* Raw data *
____

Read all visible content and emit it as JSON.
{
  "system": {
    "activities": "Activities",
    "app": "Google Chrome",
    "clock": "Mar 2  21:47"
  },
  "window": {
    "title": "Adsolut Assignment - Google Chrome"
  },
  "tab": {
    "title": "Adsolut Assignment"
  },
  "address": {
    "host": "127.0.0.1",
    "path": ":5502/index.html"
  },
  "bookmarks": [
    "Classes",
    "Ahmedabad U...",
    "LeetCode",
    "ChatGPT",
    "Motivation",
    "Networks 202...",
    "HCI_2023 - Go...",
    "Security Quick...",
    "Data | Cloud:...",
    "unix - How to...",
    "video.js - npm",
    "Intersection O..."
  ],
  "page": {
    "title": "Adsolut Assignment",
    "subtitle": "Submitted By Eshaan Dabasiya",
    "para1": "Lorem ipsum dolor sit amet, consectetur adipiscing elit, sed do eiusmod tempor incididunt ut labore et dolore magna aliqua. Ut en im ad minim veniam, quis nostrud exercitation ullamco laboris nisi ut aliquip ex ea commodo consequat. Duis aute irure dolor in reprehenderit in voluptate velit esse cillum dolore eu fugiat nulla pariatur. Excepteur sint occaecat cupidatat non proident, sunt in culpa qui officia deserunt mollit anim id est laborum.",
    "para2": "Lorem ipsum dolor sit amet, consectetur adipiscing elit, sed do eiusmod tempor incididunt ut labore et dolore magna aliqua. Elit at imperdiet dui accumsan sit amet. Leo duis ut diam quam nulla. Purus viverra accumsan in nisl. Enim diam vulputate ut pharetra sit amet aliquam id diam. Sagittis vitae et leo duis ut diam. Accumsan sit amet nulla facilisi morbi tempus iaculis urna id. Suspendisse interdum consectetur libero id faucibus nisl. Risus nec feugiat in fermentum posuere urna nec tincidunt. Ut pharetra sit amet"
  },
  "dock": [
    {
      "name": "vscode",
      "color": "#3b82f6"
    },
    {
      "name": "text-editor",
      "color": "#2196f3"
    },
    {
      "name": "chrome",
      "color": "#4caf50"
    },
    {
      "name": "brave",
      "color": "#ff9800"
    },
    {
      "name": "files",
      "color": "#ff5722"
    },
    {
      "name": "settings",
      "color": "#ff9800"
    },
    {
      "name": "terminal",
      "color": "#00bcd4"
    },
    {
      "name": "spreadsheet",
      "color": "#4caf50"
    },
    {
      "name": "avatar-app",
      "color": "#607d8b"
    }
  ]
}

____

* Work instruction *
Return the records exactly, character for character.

* Solution for this exercise *
Read all visible content and emit it as JSON.
{
  "system": {
    "activities": "Activities",
    "app": "Google Chrome",
    "clock": "Mar 2  21:47"
  },
  "window": {
    "title": "Adsolut Assignment - Google Chrome"
  },
  "tab": {
    "title": "Adsolut Assignment"
  },
  "address": {
    "host": "127.0.0.1",
    "path": ":5502/index.html"
  },
  "bookmarks": [
    "Classes",
    "Ahmedabad U...",
    "LeetCode",
    "ChatGPT",
    "Motivation",
    "Networks 202...",
    "HCI_2023 - Go...",
    "Security Quick...",
    "Data | Cloud:...",
    "unix - How to...",
    "video.js - npm",
    "Intersection O..."
  ],
  "page": {
    "title": "Adsolut Assignment",
    "subtitle": "Submitted By Eshaan Dabasiya",
    "para1": "Lorem ipsum dolor sit amet, consectetur adipiscing elit, sed do eiusmod tempor incididunt ut labore et dolore magna aliqua. Ut en im ad minim veniam, quis nostrud exercitation ullamco laboris nisi ut aliquip ex ea commodo consequat. Duis aute irure dolor in reprehenderit in voluptate velit esse cillum dolore eu fugiat nulla pariatur. Excepteur sint occaecat cupidatat non proident, sunt in culpa qui officia deserunt mollit anim id est laborum.",
    "para2": "Lorem ipsum dolor sit amet, consectetur adipiscing elit, sed do eiusmod tempor incididunt ut labore et dolore magna aliqua. Elit at imperdiet dui accumsan sit amet. Leo duis ut diam quam nulla. Purus viverra accumsan in nisl. Enim diam vulputate ut pharetra sit amet aliquam id diam. Sagittis vitae et leo duis ut diam. Accumsan sit amet nulla facilisi morbi tempus iaculis urna id. Suspendisse interdum consectetur libero id faucibus nisl. Risus nec feugiat in fermentum posuere urna nec tincidunt. Ut pharetra sit amet"
  },
  "dock": [
    {
      "name": "vscode",
      "color": "#3b82f6"
    },
    {
      "name": "text-editor",
      "color": "#2196f3"
    },
    {
      "name": "chrome",
      "color": "#4caf50"
    },
    {
      "name": "brave",
      "color": "#ff9800"
    },
    {
      "name": "files",
      "color": "#ff5722"
    },
    {
      "name": "settings",
      "color": "#ff9800"
    },
    {
      "name": "terminal",
      "color": "#00bcd4"
    },
    {
      "name": "spreadsheet",
      "color": "#4caf50"
    },
    {
      "name": "avatar-app",
      "color": "#607d8b"
    }
  ]
}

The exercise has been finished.